Meanwhile, their suddenly shot-up, brat of a son Alex (an unlikeable Luke Ford) is on a tomb raiding expedition in China. One plot contrivance later, they are united in Shanghai with the unnecessarily-returning “comedy” (and that term is used very loosely) sidekick Jonathan (John Hannah) and on the humdrum hunt for Shangri-La and the means to defeat the latest mummy.

From here the film then freewheels (or is that careens?) from one badly directed set-piece to the next – horse-drawn cart vs car chase through the streets of Shanghai, Himalayas-set abominable snowmen (more on them later) smackdown, LOTR-lite royal rumble between two armies of the undead – without once managing to raise the pulse. Breaking these laborious action scenes up are some of the most laughably bad, cornily-scripted, stiltedly-delivered, chemistry-free scenes of dire-logue imaginable. Not to mention some truly terrible and tumbleweeding “gags” that will fail to raise even a titter from even the most lowbrow, humour-free individual.

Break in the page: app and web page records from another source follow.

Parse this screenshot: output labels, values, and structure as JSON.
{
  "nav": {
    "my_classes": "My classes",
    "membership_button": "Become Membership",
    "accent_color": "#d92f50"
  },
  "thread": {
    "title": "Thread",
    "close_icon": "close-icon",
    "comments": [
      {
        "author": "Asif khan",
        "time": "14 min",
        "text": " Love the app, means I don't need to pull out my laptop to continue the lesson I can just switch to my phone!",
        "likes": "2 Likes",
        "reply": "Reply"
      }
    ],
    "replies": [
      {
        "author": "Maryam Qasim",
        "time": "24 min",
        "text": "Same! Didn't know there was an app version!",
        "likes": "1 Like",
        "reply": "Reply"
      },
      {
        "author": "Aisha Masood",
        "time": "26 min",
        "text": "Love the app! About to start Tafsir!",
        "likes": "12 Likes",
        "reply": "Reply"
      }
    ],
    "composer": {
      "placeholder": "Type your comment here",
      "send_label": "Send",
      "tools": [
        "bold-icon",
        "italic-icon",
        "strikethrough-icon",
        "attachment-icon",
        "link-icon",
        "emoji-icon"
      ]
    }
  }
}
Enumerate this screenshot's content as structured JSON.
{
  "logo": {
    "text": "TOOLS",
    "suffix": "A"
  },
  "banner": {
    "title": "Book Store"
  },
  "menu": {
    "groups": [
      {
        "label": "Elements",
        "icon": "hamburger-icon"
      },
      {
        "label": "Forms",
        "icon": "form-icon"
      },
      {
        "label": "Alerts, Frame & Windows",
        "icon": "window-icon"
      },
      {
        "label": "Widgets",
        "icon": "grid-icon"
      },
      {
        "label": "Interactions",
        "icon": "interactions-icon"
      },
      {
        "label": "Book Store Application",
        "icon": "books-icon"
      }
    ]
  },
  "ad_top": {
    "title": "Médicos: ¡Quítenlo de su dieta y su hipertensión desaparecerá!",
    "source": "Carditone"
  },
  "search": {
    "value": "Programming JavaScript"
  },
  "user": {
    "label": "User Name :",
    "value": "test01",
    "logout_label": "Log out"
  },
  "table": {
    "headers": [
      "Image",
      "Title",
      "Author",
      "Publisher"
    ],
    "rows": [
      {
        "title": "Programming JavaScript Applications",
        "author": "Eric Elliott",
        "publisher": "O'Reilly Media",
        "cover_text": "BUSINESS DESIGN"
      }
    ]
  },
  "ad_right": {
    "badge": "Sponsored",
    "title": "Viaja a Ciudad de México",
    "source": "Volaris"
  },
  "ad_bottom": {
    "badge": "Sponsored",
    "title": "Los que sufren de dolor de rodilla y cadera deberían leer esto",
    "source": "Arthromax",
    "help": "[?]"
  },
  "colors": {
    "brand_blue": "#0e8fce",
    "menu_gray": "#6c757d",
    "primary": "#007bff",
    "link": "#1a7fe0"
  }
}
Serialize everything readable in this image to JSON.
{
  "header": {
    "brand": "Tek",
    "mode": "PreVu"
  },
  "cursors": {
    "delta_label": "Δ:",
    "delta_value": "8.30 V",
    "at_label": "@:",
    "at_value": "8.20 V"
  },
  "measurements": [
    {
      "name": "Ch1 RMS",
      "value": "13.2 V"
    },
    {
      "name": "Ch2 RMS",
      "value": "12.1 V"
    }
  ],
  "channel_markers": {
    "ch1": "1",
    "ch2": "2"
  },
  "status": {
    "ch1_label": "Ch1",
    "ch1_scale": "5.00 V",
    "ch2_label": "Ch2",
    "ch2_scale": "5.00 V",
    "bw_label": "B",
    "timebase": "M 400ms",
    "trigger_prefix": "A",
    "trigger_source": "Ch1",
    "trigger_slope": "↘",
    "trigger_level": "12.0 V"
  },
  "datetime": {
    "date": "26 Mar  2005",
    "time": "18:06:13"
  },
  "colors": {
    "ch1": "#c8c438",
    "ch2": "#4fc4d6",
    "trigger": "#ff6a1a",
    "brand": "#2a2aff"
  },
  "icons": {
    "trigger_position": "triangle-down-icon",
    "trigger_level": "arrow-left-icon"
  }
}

Then there’s the CG effects. To describe them as cheap doesn’t even come close. How this carries a budget of $145,000,000 is a mystery, because none of it is up there on the big, unforgiving, screen. The Harryhausen-inspired skeletons juuuust about cut it without looking like they’ve advanced Harryhausen’s original technique, but the abominably-rendered, anthropomorphic ninja yeti and the transmorphing, three-headed Jet Li dragon are sooooo bad they even rival the Blue Peter cut-and-paste efforts of The Mummy Returns.